§ **Exercise instructions**
Run through the records and, wherever a line holds the word "name", return that line.
---------- Information
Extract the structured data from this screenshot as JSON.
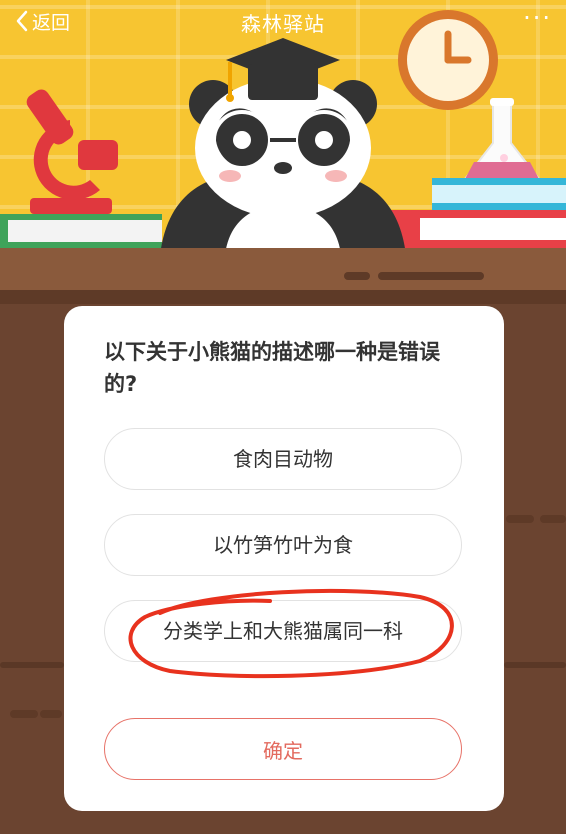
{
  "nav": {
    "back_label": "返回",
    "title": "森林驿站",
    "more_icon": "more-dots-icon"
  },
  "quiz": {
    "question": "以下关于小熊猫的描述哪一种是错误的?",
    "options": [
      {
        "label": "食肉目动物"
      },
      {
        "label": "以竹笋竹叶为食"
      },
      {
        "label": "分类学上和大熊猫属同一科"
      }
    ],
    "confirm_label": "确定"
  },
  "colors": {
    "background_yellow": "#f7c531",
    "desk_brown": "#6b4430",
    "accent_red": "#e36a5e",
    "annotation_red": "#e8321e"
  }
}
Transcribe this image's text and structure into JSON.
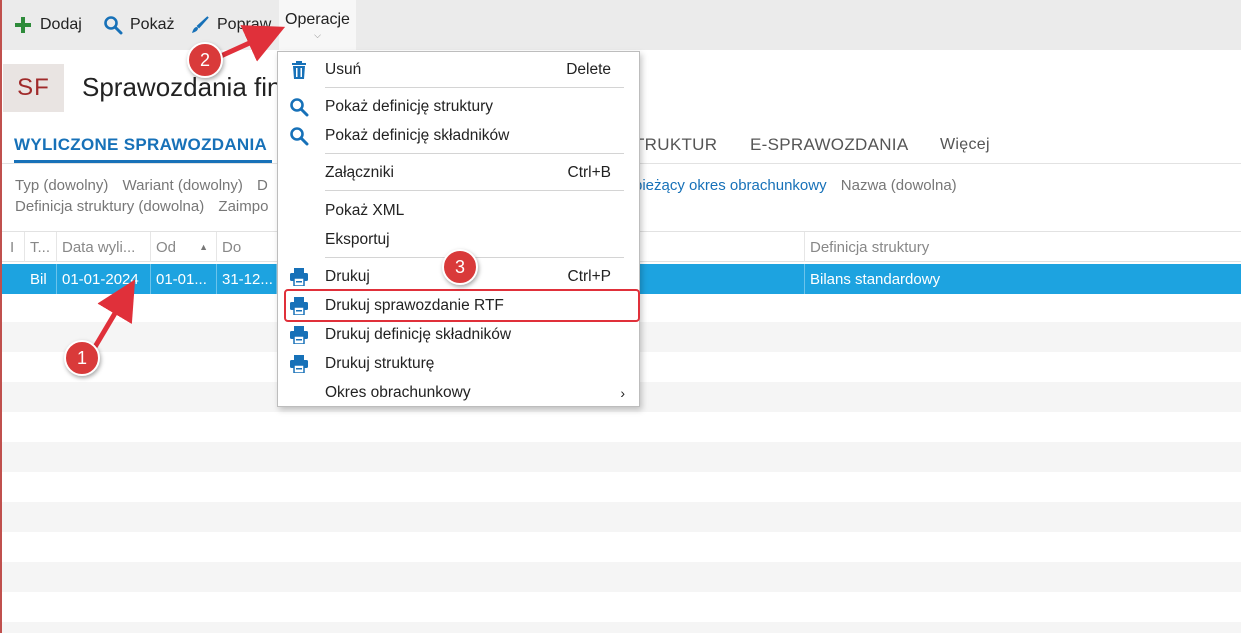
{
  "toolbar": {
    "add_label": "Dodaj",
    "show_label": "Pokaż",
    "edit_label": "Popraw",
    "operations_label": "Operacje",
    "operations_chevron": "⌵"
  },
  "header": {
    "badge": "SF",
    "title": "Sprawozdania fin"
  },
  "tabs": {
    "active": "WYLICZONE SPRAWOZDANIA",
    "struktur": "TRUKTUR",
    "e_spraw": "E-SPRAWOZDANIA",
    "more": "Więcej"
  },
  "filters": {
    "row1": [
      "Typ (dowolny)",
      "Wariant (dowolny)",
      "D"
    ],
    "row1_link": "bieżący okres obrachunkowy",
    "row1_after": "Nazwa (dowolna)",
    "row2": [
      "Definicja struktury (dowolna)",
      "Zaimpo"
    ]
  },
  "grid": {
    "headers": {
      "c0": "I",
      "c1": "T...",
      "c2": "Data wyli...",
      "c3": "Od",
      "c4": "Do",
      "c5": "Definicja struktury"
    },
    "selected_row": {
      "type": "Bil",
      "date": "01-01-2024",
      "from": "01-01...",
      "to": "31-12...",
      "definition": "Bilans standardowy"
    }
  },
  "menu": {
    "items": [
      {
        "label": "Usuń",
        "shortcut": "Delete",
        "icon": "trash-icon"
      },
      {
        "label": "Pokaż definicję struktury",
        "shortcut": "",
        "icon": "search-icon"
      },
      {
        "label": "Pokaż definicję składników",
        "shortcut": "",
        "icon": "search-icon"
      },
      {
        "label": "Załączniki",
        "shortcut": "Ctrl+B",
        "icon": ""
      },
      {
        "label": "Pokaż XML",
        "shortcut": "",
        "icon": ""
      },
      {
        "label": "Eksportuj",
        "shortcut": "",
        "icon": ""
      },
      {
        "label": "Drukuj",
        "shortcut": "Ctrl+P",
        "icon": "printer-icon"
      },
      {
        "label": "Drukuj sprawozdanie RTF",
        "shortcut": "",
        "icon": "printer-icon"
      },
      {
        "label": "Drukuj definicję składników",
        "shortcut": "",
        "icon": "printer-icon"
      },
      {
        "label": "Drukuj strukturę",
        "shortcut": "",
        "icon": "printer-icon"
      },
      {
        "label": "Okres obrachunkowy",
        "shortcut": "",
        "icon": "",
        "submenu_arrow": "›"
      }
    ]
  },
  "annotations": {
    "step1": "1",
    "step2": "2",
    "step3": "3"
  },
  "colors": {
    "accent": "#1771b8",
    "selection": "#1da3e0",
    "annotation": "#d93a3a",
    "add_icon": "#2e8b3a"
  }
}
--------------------
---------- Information
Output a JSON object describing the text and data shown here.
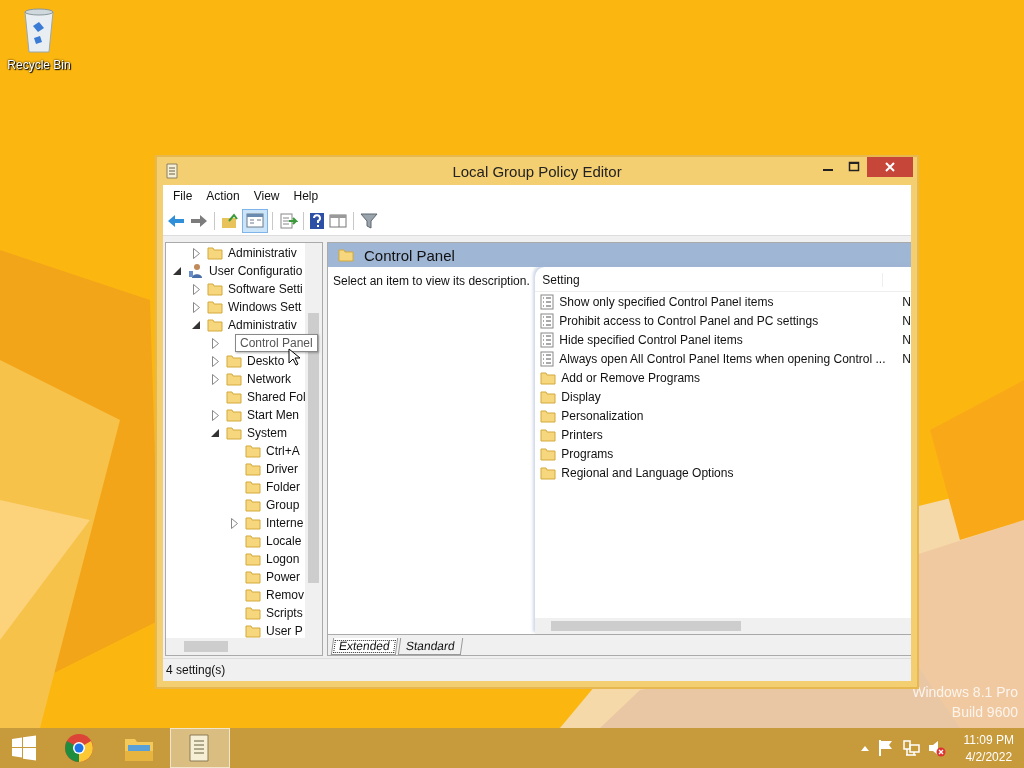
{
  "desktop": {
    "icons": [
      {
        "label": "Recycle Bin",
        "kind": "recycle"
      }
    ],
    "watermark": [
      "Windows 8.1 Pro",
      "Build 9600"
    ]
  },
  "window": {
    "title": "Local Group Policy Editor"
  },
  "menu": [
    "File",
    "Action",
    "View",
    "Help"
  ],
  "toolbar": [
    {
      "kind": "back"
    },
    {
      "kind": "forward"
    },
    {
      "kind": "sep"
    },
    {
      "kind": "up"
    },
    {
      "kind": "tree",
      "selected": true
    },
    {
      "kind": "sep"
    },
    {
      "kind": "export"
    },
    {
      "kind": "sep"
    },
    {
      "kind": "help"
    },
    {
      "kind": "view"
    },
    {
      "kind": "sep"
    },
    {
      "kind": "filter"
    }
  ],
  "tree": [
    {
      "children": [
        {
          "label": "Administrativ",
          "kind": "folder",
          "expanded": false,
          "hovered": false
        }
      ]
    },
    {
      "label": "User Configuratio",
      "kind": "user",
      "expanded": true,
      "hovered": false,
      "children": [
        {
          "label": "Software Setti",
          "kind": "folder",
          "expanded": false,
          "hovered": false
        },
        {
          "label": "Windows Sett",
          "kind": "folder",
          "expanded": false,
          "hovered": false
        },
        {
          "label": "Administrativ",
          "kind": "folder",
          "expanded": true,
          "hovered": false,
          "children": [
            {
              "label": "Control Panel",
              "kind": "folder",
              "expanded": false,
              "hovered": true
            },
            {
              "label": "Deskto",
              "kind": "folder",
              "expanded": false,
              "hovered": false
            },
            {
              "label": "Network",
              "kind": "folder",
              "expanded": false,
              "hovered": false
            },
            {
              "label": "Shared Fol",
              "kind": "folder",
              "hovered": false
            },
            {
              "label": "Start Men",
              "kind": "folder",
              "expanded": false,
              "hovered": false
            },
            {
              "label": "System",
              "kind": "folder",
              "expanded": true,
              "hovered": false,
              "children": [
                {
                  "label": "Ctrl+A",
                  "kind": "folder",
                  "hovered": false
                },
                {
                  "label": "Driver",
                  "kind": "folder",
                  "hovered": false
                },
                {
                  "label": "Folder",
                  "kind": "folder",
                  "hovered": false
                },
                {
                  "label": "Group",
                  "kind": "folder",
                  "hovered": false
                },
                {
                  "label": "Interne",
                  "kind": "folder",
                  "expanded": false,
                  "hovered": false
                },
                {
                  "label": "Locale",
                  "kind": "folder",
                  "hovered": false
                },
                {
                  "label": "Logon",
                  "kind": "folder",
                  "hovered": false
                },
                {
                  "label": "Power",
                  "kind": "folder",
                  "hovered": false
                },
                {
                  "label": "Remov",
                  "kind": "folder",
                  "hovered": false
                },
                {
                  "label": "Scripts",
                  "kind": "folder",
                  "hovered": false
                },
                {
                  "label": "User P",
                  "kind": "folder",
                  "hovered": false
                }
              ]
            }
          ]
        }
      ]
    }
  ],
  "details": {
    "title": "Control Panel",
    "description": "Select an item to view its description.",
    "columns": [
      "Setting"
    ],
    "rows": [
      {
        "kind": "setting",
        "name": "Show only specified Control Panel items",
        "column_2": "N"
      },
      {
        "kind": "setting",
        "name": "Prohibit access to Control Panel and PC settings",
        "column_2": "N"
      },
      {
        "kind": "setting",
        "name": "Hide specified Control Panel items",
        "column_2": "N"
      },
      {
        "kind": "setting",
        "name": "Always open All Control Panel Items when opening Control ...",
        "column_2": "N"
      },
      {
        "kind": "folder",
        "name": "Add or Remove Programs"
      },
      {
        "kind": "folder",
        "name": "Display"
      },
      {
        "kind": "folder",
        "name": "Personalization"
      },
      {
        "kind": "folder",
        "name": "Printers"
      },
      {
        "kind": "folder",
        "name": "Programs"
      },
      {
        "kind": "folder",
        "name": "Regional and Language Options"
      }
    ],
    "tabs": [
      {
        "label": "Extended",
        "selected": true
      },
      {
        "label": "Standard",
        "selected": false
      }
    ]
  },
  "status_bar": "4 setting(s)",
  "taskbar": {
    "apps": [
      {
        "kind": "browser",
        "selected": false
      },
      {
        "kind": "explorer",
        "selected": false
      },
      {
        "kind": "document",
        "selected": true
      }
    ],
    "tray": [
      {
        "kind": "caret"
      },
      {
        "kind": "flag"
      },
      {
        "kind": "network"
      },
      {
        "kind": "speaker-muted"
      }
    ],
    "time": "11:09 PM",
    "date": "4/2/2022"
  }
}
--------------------
§ **Answer section**
        "name": "Show only specified Control Panel items",
        "name": "Prohibit access to Control Panel and PC settings",
        "name": "Hide specified Control Panel items",
        "name": "Always open All Control Panel Items when opening Control ...",
        "name": "Add or Remove Programs"
        "name": "Display"
        "name": "Personalization"
        "name": "Printers"
        "name": "Programs"
        "name": "Regional and Language Options"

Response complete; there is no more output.